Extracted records

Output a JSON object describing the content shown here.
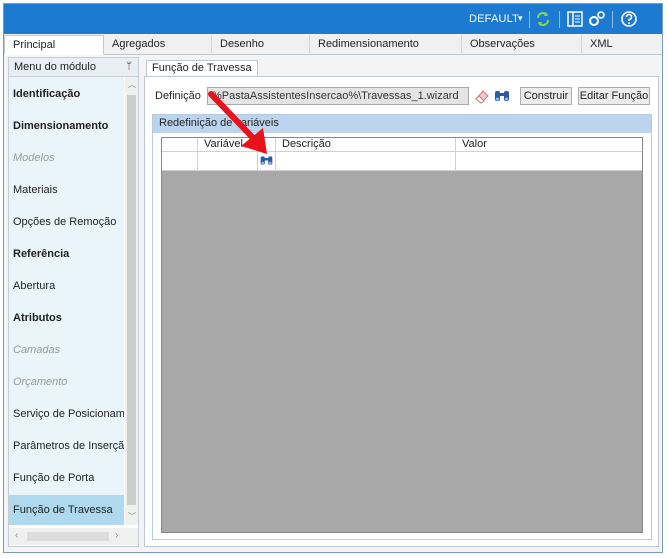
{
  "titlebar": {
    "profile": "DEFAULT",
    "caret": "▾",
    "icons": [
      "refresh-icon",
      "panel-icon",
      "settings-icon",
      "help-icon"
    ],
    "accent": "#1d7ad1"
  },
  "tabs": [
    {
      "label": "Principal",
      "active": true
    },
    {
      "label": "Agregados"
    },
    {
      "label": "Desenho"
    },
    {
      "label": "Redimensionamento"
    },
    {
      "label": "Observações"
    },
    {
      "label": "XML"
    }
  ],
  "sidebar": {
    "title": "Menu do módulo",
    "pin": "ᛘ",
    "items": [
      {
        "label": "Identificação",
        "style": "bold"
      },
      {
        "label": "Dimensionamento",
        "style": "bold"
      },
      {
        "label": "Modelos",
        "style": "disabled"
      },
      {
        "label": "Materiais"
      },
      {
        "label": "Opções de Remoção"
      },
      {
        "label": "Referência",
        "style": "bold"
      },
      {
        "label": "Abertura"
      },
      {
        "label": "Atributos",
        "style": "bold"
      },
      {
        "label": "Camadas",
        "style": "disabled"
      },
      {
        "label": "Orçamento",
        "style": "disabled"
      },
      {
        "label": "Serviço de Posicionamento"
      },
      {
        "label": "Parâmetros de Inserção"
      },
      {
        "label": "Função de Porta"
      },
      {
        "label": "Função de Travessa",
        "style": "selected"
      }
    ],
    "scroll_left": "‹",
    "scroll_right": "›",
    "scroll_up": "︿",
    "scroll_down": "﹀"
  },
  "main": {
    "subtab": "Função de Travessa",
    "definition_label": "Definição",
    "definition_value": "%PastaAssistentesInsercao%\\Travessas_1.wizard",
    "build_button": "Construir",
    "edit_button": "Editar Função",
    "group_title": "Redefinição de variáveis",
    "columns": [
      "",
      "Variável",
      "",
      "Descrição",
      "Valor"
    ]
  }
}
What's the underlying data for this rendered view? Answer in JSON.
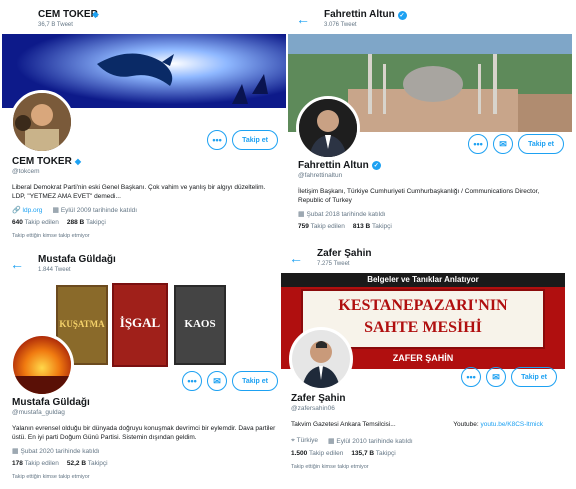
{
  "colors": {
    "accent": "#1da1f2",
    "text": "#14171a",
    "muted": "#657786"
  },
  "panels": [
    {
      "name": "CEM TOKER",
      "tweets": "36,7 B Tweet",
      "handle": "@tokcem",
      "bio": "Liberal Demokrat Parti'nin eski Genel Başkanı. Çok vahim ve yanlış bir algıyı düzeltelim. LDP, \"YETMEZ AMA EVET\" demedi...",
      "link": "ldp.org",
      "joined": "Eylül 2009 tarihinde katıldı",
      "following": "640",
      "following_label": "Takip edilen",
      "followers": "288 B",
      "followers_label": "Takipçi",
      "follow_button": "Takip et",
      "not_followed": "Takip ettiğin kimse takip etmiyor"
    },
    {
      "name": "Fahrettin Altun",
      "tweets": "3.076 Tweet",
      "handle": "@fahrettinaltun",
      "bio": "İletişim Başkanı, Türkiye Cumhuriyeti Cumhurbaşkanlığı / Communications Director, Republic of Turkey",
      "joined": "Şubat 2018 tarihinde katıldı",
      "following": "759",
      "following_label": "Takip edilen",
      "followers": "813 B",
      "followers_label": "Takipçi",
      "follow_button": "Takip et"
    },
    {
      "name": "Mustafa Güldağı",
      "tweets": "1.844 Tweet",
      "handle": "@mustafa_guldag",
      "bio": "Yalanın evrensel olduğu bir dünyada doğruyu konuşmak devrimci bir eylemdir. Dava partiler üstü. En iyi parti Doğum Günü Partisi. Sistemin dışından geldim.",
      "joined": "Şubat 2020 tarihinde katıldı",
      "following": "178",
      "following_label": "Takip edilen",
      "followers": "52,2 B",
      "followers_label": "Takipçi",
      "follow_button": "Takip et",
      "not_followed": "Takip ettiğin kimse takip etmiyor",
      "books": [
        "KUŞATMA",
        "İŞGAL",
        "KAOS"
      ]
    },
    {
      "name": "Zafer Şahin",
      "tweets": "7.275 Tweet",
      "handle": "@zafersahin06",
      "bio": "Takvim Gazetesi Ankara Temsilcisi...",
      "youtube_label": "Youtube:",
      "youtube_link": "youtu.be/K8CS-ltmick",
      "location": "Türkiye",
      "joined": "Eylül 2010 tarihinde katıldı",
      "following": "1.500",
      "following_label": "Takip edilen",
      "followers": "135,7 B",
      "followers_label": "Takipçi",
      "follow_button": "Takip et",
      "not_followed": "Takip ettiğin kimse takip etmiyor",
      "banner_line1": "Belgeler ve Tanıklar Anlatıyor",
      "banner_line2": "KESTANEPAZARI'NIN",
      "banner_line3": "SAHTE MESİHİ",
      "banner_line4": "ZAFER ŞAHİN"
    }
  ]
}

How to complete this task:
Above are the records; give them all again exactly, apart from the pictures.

Exercise response:
Output a JSON object describing the content shown here.
{
  "titlebar": {
    "profile": "DEFAULT",
    "caret": "▾",
    "icons": [
      "refresh-icon",
      "panel-icon",
      "settings-icon",
      "help-icon"
    ],
    "accent": "#1d7ad1"
  },
  "tabs": [
    {
      "label": "Principal",
      "active": true
    },
    {
      "label": "Agregados"
    },
    {
      "label": "Desenho"
    },
    {
      "label": "Redimensionamento"
    },
    {
      "label": "Observações"
    },
    {
      "label": "XML"
    }
  ],
  "sidebar": {
    "title": "Menu do módulo",
    "pin": "ᛘ",
    "items": [
      {
        "label": "Identificação",
        "style": "bold"
      },
      {
        "label": "Dimensionamento",
        "style": "bold"
      },
      {
        "label": "Modelos",
        "style": "disabled"
      },
      {
        "label": "Materiais"
      },
      {
        "label": "Opções de Remoção"
      },
      {
        "label": "Referência",
        "style": "bold"
      },
      {
        "label": "Abertura"
      },
      {
        "label": "Atributos",
        "style": "bold"
      },
      {
        "label": "Camadas",
        "style": "disabled"
      },
      {
        "label": "Orçamento",
        "style": "disabled"
      },
      {
        "label": "Serviço de Posicionamento"
      },
      {
        "label": "Parâmetros de Inserção"
      },
      {
        "label": "Função de Porta"
      },
      {
        "label": "Função de Travessa",
        "style": "selected"
      }
    ],
    "scroll_left": "‹",
    "scroll_right": "›",
    "scroll_up": "︿",
    "scroll_down": "﹀"
  },
  "main": {
    "subtab": "Função de Travessa",
    "definition_label": "Definição",
    "definition_value": "%PastaAssistentesInsercao%\\Travessas_1.wizard",
    "build_button": "Construir",
    "edit_button": "Editar Função",
    "group_title": "Redefinição de variáveis",
    "columns": [
      "",
      "Variável",
      "",
      "Descrição",
      "Valor"
    ]
  }
}
What's the underlying data for this rendered view? Answer in JSON.
{
  "colors": {
    "accent": "#1da1f2",
    "text": "#14171a",
    "muted": "#657786"
  },
  "panels": [
    {
      "name": "CEM TOKER",
      "tweets": "36,7 B Tweet",
      "handle": "@tokcem",
      "bio": "Liberal Demokrat Parti'nin eski Genel Başkanı. Çok vahim ve yanlış bir algıyı düzeltelim. LDP, \"YETMEZ AMA EVET\" demedi...",
      "link": "ldp.org",
      "joined": "Eylül 2009 tarihinde katıldı",
      "following": "640",
      "following_label": "Takip edilen",
      "followers": "288 B",
      "followers_label": "Takipçi",
      "follow_button": "Takip et",
      "not_followed": "Takip ettiğin kimse takip etmiyor"
    },
    {
      "name": "Fahrettin Altun",
      "tweets": "3.076 Tweet",
      "handle": "@fahrettinaltun",
      "bio": "İletişim Başkanı, Türkiye Cumhuriyeti Cumhurbaşkanlığı / Communications Director, Republic of Turkey",
      "joined": "Şubat 2018 tarihinde katıldı",
      "following": "759",
      "following_label": "Takip edilen",
      "followers": "813 B",
      "followers_label": "Takipçi",
      "follow_button": "Takip et"
    },
    {
      "name": "Mustafa Güldağı",
      "tweets": "1.844 Tweet",
      "handle": "@mustafa_guldag",
      "bio": "Yalanın evrensel olduğu bir dünyada doğruyu konuşmak devrimci bir eylemdir. Dava partiler üstü. En iyi parti Doğum Günü Partisi. Sistemin dışından geldim.",
      "joined": "Şubat 2020 tarihinde katıldı",
      "following": "178",
      "following_label": "Takip edilen",
      "followers": "52,2 B",
      "followers_label": "Takipçi",
      "follow_button": "Takip et",
      "not_followed": "Takip ettiğin kimse takip etmiyor",
      "books": [
        "KUŞATMA",
        "İŞGAL",
        "KAOS"
      ]
    },
    {
      "name": "Zafer Şahin",
      "tweets": "7.275 Tweet",
      "handle": "@zafersahin06",
      "bio": "Takvim Gazetesi Ankara Temsilcisi...",
      "youtube_label": "Youtube:",
      "youtube_link": "youtu.be/K8CS-ltmick",
      "location": "Türkiye",
      "joined": "Eylül 2010 tarihinde katıldı",
      "following": "1.500",
      "following_label": "Takip edilen",
      "followers": "135,7 B",
      "followers_label": "Takipçi",
      "follow_button": "Takip et",
      "not_followed": "Takip ettiğin kimse takip etmiyor",
      "banner_line1": "Belgeler ve Tanıklar Anlatıyor",
      "banner_line2": "KESTANEPAZARI'NIN",
      "banner_line3": "SAHTE MESİHİ",
      "banner_line4": "ZAFER ŞAHİN"
    }
  ]
}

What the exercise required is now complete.